(Data records for software interfaces)
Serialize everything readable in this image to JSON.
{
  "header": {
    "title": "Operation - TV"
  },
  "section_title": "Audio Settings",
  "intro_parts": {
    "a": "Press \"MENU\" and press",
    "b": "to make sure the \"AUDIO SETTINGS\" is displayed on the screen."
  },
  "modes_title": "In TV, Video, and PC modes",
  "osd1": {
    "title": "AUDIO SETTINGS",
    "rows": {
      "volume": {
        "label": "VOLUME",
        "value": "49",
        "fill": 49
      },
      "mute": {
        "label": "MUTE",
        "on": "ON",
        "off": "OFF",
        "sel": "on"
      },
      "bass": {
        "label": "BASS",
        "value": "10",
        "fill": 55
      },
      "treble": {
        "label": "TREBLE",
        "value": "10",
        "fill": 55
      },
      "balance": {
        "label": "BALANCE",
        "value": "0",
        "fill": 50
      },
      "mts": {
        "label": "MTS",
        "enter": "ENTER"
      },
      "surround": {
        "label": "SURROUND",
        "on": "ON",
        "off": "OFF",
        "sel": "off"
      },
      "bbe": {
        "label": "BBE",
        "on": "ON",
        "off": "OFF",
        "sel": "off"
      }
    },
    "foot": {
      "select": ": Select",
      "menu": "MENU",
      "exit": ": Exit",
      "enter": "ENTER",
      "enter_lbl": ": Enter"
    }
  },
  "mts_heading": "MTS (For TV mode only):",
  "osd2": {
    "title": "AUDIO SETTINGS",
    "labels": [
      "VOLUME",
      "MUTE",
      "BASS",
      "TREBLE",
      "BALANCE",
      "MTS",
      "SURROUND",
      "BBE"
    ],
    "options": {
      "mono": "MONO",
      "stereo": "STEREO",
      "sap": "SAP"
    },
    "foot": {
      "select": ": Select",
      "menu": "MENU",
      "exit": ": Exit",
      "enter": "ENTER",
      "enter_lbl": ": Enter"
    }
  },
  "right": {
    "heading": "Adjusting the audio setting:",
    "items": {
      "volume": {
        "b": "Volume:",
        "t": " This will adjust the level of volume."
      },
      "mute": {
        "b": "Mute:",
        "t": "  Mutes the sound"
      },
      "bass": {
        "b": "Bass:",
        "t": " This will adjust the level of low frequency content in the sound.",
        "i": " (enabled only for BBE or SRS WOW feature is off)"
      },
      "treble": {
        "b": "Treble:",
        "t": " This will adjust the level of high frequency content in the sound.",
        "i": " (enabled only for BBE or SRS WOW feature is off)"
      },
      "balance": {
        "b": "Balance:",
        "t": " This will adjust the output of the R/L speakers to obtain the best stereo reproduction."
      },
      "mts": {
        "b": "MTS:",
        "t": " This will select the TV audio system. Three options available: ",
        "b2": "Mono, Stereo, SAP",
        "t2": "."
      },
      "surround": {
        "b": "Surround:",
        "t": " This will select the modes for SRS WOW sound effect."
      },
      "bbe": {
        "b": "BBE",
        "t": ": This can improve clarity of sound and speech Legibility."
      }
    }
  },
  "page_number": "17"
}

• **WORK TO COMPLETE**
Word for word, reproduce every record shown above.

• **RESPONSE BOX**
Serialize everything readable in this image to JSON.
{
  "header": {
    "title": "Operation - TV"
  },
  "section_title": "Audio Settings",
  "intro_parts": {
    "a": "Press \"MENU\" and press",
    "b": "to make sure the \"AUDIO SETTINGS\" is displayed on the screen."
  },
  "modes_title": "In TV, Video, and PC modes",
  "osd1": {
    "title": "AUDIO SETTINGS",
    "rows": {
      "volume": {
        "label": "VOLUME",
        "value": "49",
        "fill": 49
      },
      "mute": {
        "label": "MUTE",
        "on": "ON",
        "off": "OFF",
        "sel": "on"
      },
      "bass": {
        "label": "BASS",
        "value": "10",
        "fill": 55
      },
      "treble": {
        "label": "TREBLE",
        "value": "10",
        "fill": 55
      },
      "balance": {
        "label": "BALANCE",
        "value": "0",
        "fill": 50
      },
      "mts": {
        "label": "MTS",
        "enter": "ENTER"
      },
      "surround": {
        "label": "SURROUND",
        "on": "ON",
        "off": "OFF",
        "sel": "off"
      },
      "bbe": {
        "label": "BBE",
        "on": "ON",
        "off": "OFF",
        "sel": "off"
      }
    },
    "foot": {
      "select": ": Select",
      "menu": "MENU",
      "exit": ": Exit",
      "enter": "ENTER",
      "enter_lbl": ": Enter"
    }
  },
  "mts_heading": "MTS (For TV mode only):",
  "osd2": {
    "title": "AUDIO SETTINGS",
    "labels": [
      "VOLUME",
      "MUTE",
      "BASS",
      "TREBLE",
      "BALANCE",
      "MTS",
      "SURROUND",
      "BBE"
    ],
    "options": {
      "mono": "MONO",
      "stereo": "STEREO",
      "sap": "SAP"
    },
    "foot": {
      "select": ": Select",
      "menu": "MENU",
      "exit": ": Exit",
      "enter": "ENTER",
      "enter_lbl": ": Enter"
    }
  },
  "right": {
    "heading": "Adjusting the audio setting:",
    "items": {
      "volume": {
        "b": "Volume:",
        "t": " This will adjust the level of volume."
      },
      "mute": {
        "b": "Mute:",
        "t": "  Mutes the sound"
      },
      "bass": {
        "b": "Bass:",
        "t": " This will adjust the level of low frequency content in the sound.",
        "i": " (enabled only for BBE or SRS WOW feature is off)"
      },
      "treble": {
        "b": "Treble:",
        "t": " This will adjust the level of high frequency content in the sound.",
        "i": " (enabled only for BBE or SRS WOW feature is off)"
      },
      "balance": {
        "b": "Balance:",
        "t": " This will adjust the output of the R/L speakers to obtain the best stereo reproduction."
      },
      "mts": {
        "b": "MTS:",
        "t": " This will select the TV audio system. Three options available: ",
        "b2": "Mono, Stereo, SAP",
        "t2": "."
      },
      "surround": {
        "b": "Surround:",
        "t": " This will select the modes for SRS WOW sound effect."
      },
      "bbe": {
        "b": "BBE",
        "t": ": This can improve clarity of sound and speech Legibility."
      }
    }
  },
  "page_number": "17"
}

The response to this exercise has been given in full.